Peer-to-peer (P2P) sharing would never have gathered momentum if the music industry had adopted models for distribution over the Internet, said Intel Chief Executive Officer Craig Barrett, addressing IT executives in India Friday.
"The music industry absolutely stonewalled the distribution method associated with the Internet to the point that peer-to-peer sharing became so prevalent, that it didn't make much difference," Barrett said.
"Five to eight years too late we are starting to see distribution models set up for distributing music over the Internet, where actually somebody gets paid for it," he said. "People are inherently honest and want to pay for goods and services and that would have happened if the music industry had adopted the technology and come up with commercial distribution models a lot earlier."
The film industry faces a similar challenge as bandwidth increases enable downloading movies over the Internet. "It would be interesting to watch whether the movie industry will in fact rapidly and aggressively adopt a distribution model consistent with the new technology," he said.
Slated to talk on corporate governance at the event hosted by the Delhi-based National Association of Software and Service Companies (NASSCOM), Barrett also spoke at length on the variety of business models companies can adopt to be successful.
A number of companies have benefited by changing the rules, said Barrett, citing retailer Wal-Mart Stores and Dell, which sells configured-to-order computers direct to customers. Wal-Mart uses IT to control inventory and point-of-sale information, to know exactly what is selling at any of its locations, how to price a product, how to price it by region, and how to replenish inventory automatically.
"Wal-Mart is really an IT company in disguise," Barrett said. "They just happen to sell products to the consumer."
Intel changed the rules to its advantage using four key strategies, according to Barrett. These included its "Intel Inside" branding program, shifting the definition of computer architecture from computer makers to companies like Intel, creating a new distribution channel of about 180,000 system integrators that build computers with Intel technology, and setting up a venture capital business that invested in companies with technologies supporting or compatible with Intel's own technologies.
"There are very few ingredient brands that have been successful," said Barrett, referring to the company's "Intel Inside" branding.
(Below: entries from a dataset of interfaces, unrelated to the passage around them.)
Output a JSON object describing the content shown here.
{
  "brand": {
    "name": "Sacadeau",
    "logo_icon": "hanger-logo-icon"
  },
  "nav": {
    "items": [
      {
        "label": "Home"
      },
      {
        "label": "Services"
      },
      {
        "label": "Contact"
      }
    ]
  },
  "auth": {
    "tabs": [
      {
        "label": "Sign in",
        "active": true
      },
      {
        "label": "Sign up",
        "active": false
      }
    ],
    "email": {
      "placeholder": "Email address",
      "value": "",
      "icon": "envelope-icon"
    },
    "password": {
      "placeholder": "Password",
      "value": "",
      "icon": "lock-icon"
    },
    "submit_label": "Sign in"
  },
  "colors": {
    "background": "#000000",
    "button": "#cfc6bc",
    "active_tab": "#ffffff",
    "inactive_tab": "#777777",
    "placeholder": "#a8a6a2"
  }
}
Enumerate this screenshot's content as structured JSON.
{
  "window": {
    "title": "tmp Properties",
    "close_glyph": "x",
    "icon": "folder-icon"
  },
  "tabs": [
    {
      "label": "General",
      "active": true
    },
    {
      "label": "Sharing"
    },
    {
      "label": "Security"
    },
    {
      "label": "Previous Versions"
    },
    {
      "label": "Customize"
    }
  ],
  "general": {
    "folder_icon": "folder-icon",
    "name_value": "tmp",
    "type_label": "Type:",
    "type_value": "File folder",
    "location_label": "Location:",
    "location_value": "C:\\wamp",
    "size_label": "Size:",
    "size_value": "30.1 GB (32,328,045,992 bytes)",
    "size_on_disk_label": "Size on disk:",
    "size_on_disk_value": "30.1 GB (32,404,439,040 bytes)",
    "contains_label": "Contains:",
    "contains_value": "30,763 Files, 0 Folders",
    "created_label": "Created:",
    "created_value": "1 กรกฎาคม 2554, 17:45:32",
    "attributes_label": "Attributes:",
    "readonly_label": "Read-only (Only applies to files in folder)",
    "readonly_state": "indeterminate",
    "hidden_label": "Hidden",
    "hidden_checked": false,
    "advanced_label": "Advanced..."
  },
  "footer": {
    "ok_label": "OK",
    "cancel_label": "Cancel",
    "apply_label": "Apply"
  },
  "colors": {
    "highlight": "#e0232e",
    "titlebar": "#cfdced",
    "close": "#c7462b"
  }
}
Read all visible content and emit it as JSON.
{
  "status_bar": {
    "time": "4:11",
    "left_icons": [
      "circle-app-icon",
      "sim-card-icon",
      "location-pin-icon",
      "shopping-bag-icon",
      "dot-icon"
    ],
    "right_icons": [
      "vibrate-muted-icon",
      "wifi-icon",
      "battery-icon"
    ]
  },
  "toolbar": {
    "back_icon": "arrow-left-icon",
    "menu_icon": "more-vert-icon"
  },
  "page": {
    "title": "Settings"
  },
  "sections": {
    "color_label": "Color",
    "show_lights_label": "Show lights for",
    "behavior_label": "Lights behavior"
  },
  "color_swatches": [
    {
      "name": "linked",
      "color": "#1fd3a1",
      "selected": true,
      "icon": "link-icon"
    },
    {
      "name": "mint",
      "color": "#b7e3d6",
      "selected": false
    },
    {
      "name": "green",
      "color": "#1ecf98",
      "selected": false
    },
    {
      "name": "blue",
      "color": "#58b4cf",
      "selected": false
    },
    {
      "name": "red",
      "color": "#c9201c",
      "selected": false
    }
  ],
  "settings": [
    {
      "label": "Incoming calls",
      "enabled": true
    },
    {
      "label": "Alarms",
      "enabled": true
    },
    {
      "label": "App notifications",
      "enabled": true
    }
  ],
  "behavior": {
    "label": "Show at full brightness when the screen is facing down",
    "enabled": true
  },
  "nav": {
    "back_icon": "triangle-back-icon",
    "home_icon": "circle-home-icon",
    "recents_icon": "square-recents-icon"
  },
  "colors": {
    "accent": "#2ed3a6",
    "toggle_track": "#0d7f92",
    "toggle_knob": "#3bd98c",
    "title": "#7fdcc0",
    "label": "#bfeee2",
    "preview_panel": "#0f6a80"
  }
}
As computer devices got more sophisticated, packed with more functionality, Intel had a greater impact on the definition of computer architecture so that computer manufacturers did less research and development (R&D) in computer architecture, Barrett said. "We decided to use that to our advantage, and we decided we would foot the bill to do the R&D, we would create new architectures, and then we would give our customers that research and development information free of charge so they would use our latest products for their next generation of computer architectures," Barrett added.
Along the way, there were a number of startups with new technologies that could have posed a challenge to Intel. Barrett gave the example of Transmeta, which designed a microprocessor with a software-based approach to processing instructions that could compete with Intel in the low-power, mobile market.
"They were not particularly successful, for one, because they did not execute particularly well, and also Intel recognized what was happening, and responded quickly enough," Barrett said.
Touching on new rules of corporate governance and accountability in the U.S., including the Sarbanes-Oxley Act, Barrett said that he believes most companies are professional and honest and new regulations led companies to focus their resources on compliance, rather than on creativity and innovation.
"The U.S. political system instituted a number of rules and regulations, and perhaps the best way to describe these is that they try to legislate integrity, morality, professionalism, and behavior in a legal fashion in the corporate business world," Barrett said. "I think that the great majority of U.S. corporations were already doing all of those things, but the politicians in their wisdom have put an infinite burden of proof on everyone."